*EXERCISE DESCRIPTION*
Below are the records. List every line holding the word "keyword".

=== Begin Enclosure ===

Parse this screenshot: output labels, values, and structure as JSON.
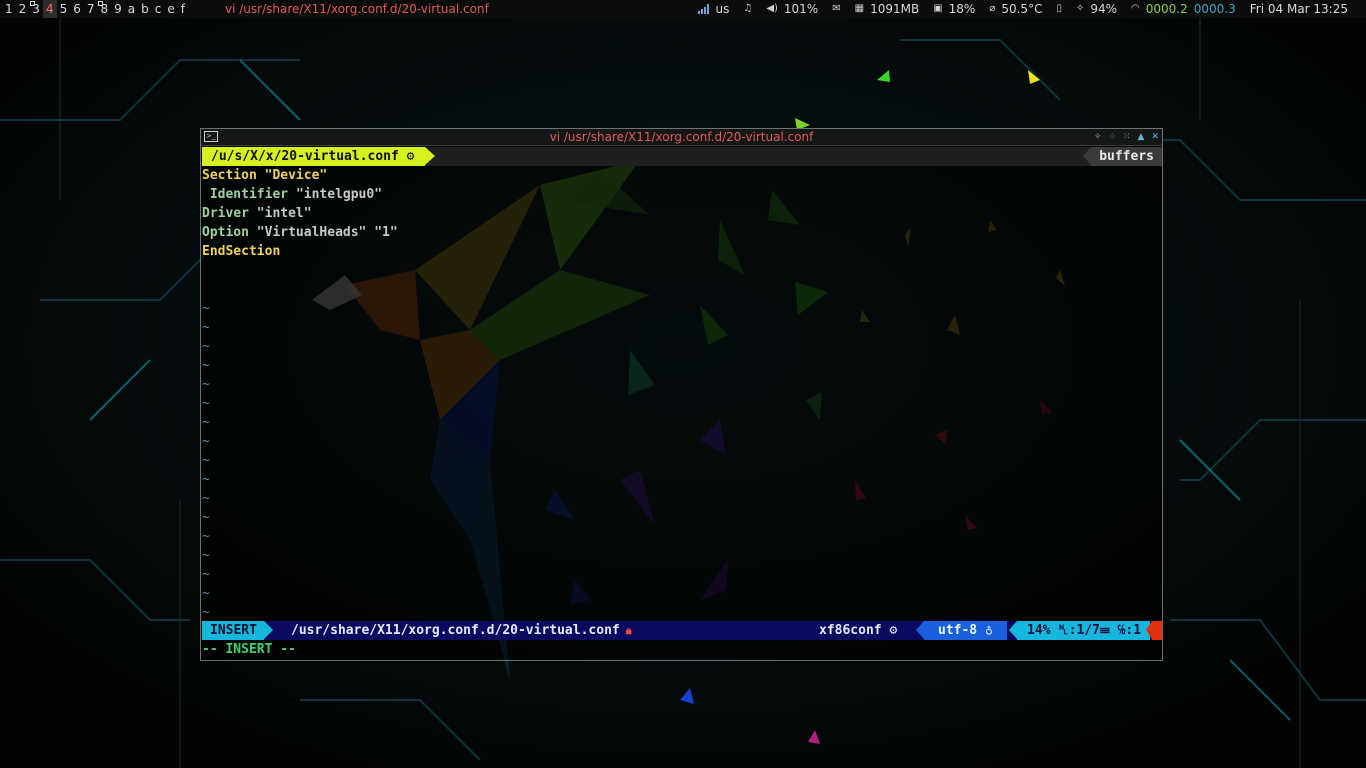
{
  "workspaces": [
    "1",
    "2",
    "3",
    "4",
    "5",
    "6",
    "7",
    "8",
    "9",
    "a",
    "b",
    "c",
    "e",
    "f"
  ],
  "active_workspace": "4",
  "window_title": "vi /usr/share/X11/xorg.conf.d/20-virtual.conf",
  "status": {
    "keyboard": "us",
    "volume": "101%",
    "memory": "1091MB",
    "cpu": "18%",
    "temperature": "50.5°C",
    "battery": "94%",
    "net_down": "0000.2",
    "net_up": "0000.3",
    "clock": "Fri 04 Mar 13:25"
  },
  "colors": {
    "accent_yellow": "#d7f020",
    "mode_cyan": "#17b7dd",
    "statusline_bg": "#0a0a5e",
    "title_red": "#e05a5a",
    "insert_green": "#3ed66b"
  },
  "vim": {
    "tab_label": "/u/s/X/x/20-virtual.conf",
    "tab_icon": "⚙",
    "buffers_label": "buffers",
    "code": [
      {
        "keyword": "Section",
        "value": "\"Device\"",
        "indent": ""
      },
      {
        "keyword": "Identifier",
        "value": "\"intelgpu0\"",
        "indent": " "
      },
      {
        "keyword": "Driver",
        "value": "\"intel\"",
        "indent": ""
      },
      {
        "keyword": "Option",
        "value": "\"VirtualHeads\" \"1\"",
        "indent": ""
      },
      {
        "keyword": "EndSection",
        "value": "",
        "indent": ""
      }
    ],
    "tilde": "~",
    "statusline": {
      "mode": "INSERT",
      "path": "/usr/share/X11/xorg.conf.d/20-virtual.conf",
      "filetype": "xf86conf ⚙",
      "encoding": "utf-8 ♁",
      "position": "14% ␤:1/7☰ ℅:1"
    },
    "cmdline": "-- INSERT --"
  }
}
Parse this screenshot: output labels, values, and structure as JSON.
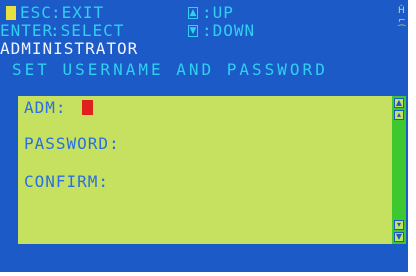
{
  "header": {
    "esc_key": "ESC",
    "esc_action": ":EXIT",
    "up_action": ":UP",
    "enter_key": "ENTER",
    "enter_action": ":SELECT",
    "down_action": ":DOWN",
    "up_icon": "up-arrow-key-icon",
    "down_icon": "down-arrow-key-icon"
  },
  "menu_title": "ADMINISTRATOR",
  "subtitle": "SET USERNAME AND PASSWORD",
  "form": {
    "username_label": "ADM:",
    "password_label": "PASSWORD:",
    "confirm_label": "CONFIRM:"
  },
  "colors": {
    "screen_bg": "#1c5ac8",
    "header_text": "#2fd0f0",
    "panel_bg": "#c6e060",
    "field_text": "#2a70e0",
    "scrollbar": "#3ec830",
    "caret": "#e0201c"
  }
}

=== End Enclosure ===
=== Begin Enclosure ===

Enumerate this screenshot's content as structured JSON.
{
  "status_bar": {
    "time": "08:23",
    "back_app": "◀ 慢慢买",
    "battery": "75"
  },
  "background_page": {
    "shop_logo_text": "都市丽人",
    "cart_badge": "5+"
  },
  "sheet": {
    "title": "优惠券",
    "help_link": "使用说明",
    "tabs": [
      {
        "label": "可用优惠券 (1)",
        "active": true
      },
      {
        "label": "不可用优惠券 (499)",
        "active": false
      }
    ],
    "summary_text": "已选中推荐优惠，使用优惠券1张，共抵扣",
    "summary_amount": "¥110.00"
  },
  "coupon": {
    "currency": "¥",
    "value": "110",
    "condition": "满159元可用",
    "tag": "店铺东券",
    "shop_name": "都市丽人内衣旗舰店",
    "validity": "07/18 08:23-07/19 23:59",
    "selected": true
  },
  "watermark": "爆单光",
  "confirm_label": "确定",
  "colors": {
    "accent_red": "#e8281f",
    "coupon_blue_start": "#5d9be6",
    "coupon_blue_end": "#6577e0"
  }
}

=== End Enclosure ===

*TASK RESPONSE*
        "keyword": "Section",
        "keyword": "Identifier",
        "keyword": "Driver",
        "keyword": "Option",
        "keyword": "EndSection",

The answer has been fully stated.